Keller says that we should change our language from balancing to prioritizing. He reminds us that we cannot sacrifice our awareness of our spirit and health, awareness of our family and friends and awareness of our personal if we intend to “have a life." You can never forsake them for work or one for the other.
Here is the tricky part. Even though Keller is saying that you need to focus on the ONE Thing that is the most important – there isn’t really just one thing. You have to constantly ask yourself – is this the most important thing for my career right now, for my family right now, for my health right now. Once you have a definite purpose and plan for the most important parts of your life you will feel that your life needs are being served and met.
Remember that your life actually has multiple areas and that each requires a minimum of attention for you to feel that you “have a life."
Big is Bad
This section asks the reader to “go big" instead of settling for low level goals. Too many people never reach their full potential because they don't set their sights as high as they could go.
Keller writes, “No one knows their ultimate ceiling for achievement, so worrying about it is a waste of time. Believing in big frees you to ask different questions, follow different paths, and try new things. This opens the doors to possibilities that until now only lived inside you.”
He stresses that big thoughts go nowhere without bold action and that anyone who dreams of an uncommon life eventually discovers there is no choice but to seek an uncommon approach to living it.
Finally, Keller says that one of the most empowering moments of his life came when he realized that:
Life is a question
How we live it is our answer
How to Apply “The ONE Thing” Mindset

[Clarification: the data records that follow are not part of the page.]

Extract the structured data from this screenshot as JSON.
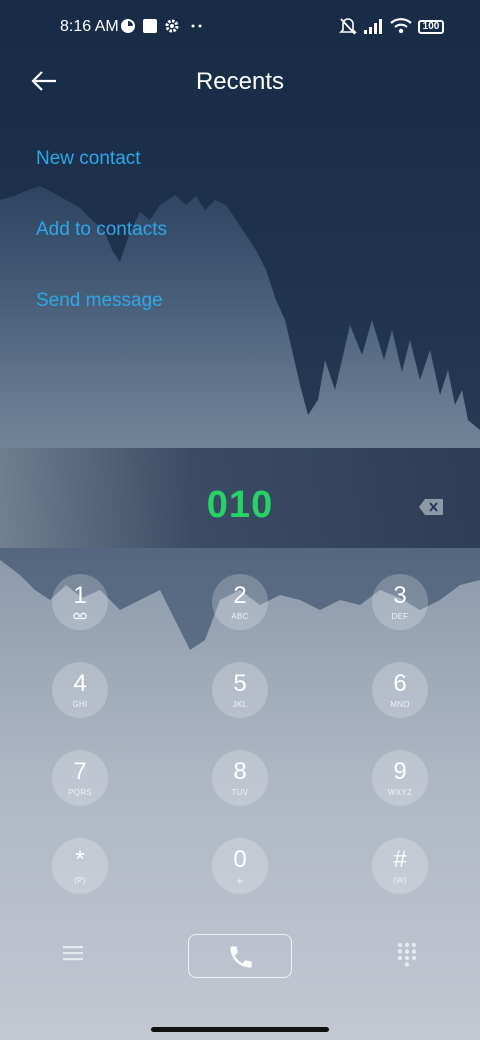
{
  "status_bar": {
    "time": "8:16 AM",
    "battery": "100",
    "icons": [
      "vpn-icon",
      "notification-square-icon",
      "gear-icon",
      "more-dots-icon",
      "mute-icon",
      "signal-icon",
      "wifi-icon",
      "battery-icon"
    ]
  },
  "header": {
    "title": "Recents",
    "back_icon": "arrow-left-icon"
  },
  "actions": [
    {
      "label": "New contact"
    },
    {
      "label": "Add to contacts"
    },
    {
      "label": "Send message"
    }
  ],
  "dialed_number": "010",
  "keypad": [
    {
      "digit": "1",
      "sub": ""
    },
    {
      "digit": "2",
      "sub": "ABC"
    },
    {
      "digit": "3",
      "sub": "DEF"
    },
    {
      "digit": "4",
      "sub": "GHI"
    },
    {
      "digit": "5",
      "sub": "JKL"
    },
    {
      "digit": "6",
      "sub": "MNO"
    },
    {
      "digit": "7",
      "sub": "PQRS"
    },
    {
      "digit": "8",
      "sub": "TUV"
    },
    {
      "digit": "9",
      "sub": "WXYZ"
    },
    {
      "digit": "*",
      "sub": "(P)"
    },
    {
      "digit": "0",
      "sub": "+"
    },
    {
      "digit": "#",
      "sub": "(W)"
    }
  ],
  "bottom_bar": {
    "icons": [
      "menu-icon",
      "phone-icon",
      "dialpad-icon"
    ]
  },
  "colors": {
    "accent_link": "#2ea6e8",
    "dialed_number": "#25d366"
  }
}
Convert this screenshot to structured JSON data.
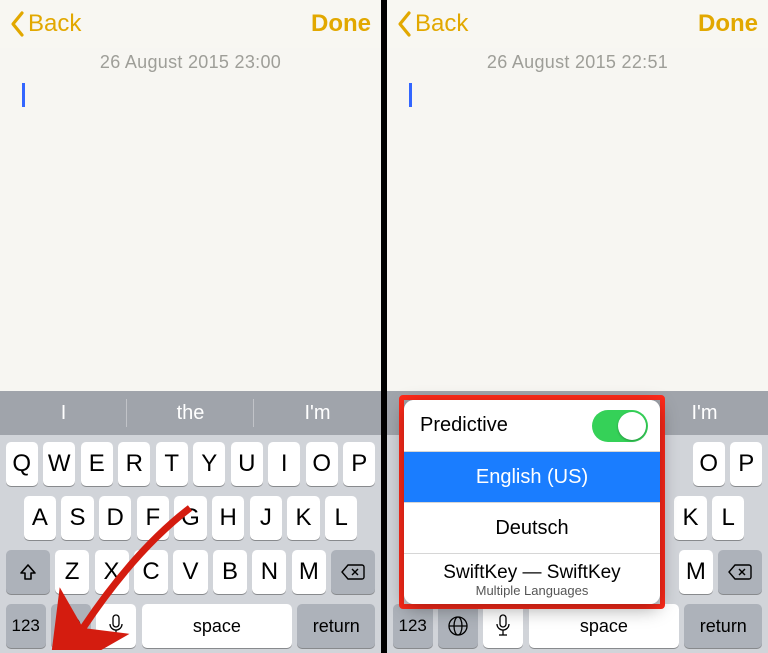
{
  "left": {
    "nav": {
      "back": "Back",
      "done": "Done"
    },
    "timestamp": "26 August 2015 23:00",
    "predictions": [
      "I",
      "the",
      "I'm"
    ],
    "rows": {
      "r1": [
        "Q",
        "W",
        "E",
        "R",
        "T",
        "Y",
        "U",
        "I",
        "O",
        "P"
      ],
      "r2": [
        "A",
        "S",
        "D",
        "F",
        "G",
        "H",
        "J",
        "K",
        "L"
      ],
      "r3": [
        "Z",
        "X",
        "C",
        "V",
        "B",
        "N",
        "M"
      ]
    },
    "bottom": {
      "numbers": "123",
      "space": "space",
      "return": "return"
    }
  },
  "right": {
    "nav": {
      "back": "Back",
      "done": "Done"
    },
    "timestamp": "26 August 2015 22:51",
    "predictions": [
      "",
      "",
      "I'm"
    ],
    "rows": {
      "r1_visible": [
        "O",
        "P"
      ],
      "r2_visible": [
        "K",
        "L"
      ],
      "r3_visible": [
        "M"
      ]
    },
    "bottom": {
      "numbers": "123",
      "space": "space",
      "return": "return"
    },
    "popup": {
      "predictive_label": "Predictive",
      "predictive_on": true,
      "selected": "English (US)",
      "option2": "Deutsch",
      "option3_main": "SwiftKey — SwiftKey",
      "option3_sub": "Multiple Languages"
    }
  }
}
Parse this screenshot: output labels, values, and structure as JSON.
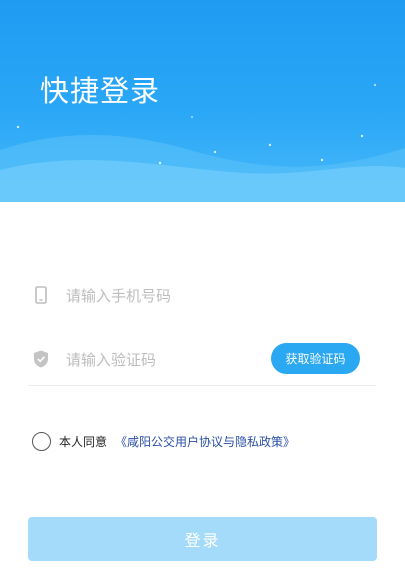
{
  "header": {
    "title": "快捷登录"
  },
  "form": {
    "phone": {
      "placeholder": "请输入手机号码",
      "value": "",
      "icon": "phone-icon"
    },
    "code": {
      "placeholder": "请输入验证码",
      "value": "",
      "icon": "shield-icon",
      "get_code_label": "获取验证码"
    }
  },
  "agreement": {
    "checked": false,
    "prefix": "本人同意",
    "link_text": "《咸阳公交用户协议与隐私政策》"
  },
  "login": {
    "label": "登录"
  },
  "colors": {
    "primary": "#2aa8f2",
    "login_disabled": "#a4dbfa",
    "link": "#2b4fa8"
  }
}
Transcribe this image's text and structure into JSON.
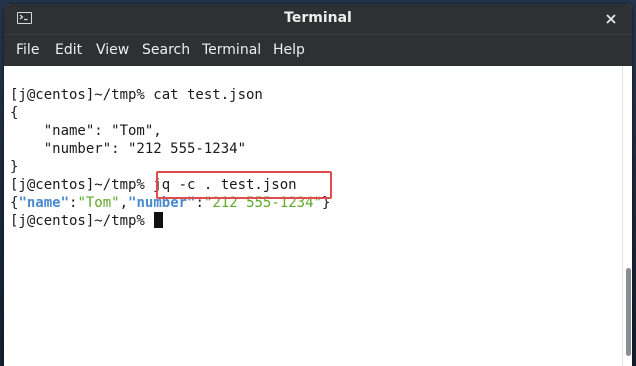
{
  "window": {
    "title": "Terminal",
    "icon": "terminal-icon",
    "close_icon": "close-icon"
  },
  "menubar": {
    "items": [
      "File",
      "Edit",
      "View",
      "Search",
      "Terminal",
      "Help"
    ]
  },
  "terminal": {
    "prompt": "[j@centos]~/tmp%",
    "lines": {
      "l1_cmd": " cat test.json",
      "l2": "{",
      "l3": "    \"name\": \"Tom\",",
      "l4": "    \"number\": \"212 555-1234\"",
      "l5": "}",
      "l6_cmd": " jq -c . test.json",
      "l7": {
        "open": "{",
        "key1": "\"name\"",
        "colon1": ":",
        "val1": "\"Tom\"",
        "comma": ",",
        "key2": "\"number\"",
        "colon2": ":",
        "val2": "\"212 555-1234\"",
        "close": "}"
      },
      "l8": " "
    }
  },
  "colors": {
    "titlebar_bg": "#2d3134",
    "terminal_bg": "#ffffff",
    "json_key": "#4a8ad0",
    "json_string": "#5ea82a",
    "highlight": "#e04b4b"
  }
}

“What’s my ONE Thing right now?” should pop into your brain the moment your eyes flutter open with the rising sun. This question will keep you focused on your most important work and give you the day's first imaginary domino to knock down to set off a powerful chain reaction towards success.
As I mentioned earlier – this question should be asked for all the important areas of your life: spiritual, physical health, personal, key relationships, job, business, and financial.
Hang this sign above your desk until you have made it a habit (66 days, rememberJ)
“Until my ONE Thing is done—everything else is a distraction"
Keller stresses the importance of creating a four-hour time block on your calendar every day for your “ONE Thing” and suggests that mangers do no schedule meetings in the mornings when people are doing their most creative work. Keller says to experience extraordinary results, be a maker in the morning and a manager in the afternoon. I’d like to try this going forward with my business.
You also need to block one hour each week to review your annual and monthly goals and reflect on where you are and where you want to go.
If life gets in the way and you need to move your four-hour block, Keller has a simple rule “if you erase, you must replace.”
Finally, build a bunker that is conducive to work (no multitasking) and avoid leaving your bunker (stock with drinks and snacks.)
There is so much more to this great read including “Goal Setting to the Now” (hint, written goals are 39.5% more likely to be accomplished), how to go down the mastery path, searching for the best ways of doing things, coaches and more.
I’ll leave you with you just a couple of Keller’s other great thoughts:
“If you can have a highly productive day until noon, the rest of the day falls easily into place.”
“Learning to say no can and will liberate you. It’s how you’ll find the time for your ONE Thing.”
“A life worth living might be measured in many ways, but the one way that stands above all others is living a life of no regrets.”
My favorite story of all:
“My son, the battle is between two wolves inside us. One is Fear. It carries anxiety, concern, uncertainty, hesitancy, indecision and inaction. The other is Faith. It brings calm, conviction, confidence, enthusiasm, decisiveness, excitement and action.” The grandson thought about it for a moment and then meekly asked his grandfather: “Which wolf wins?” The old Cherokee replied, “the one you feed."
Go out and live your dream—no regrets.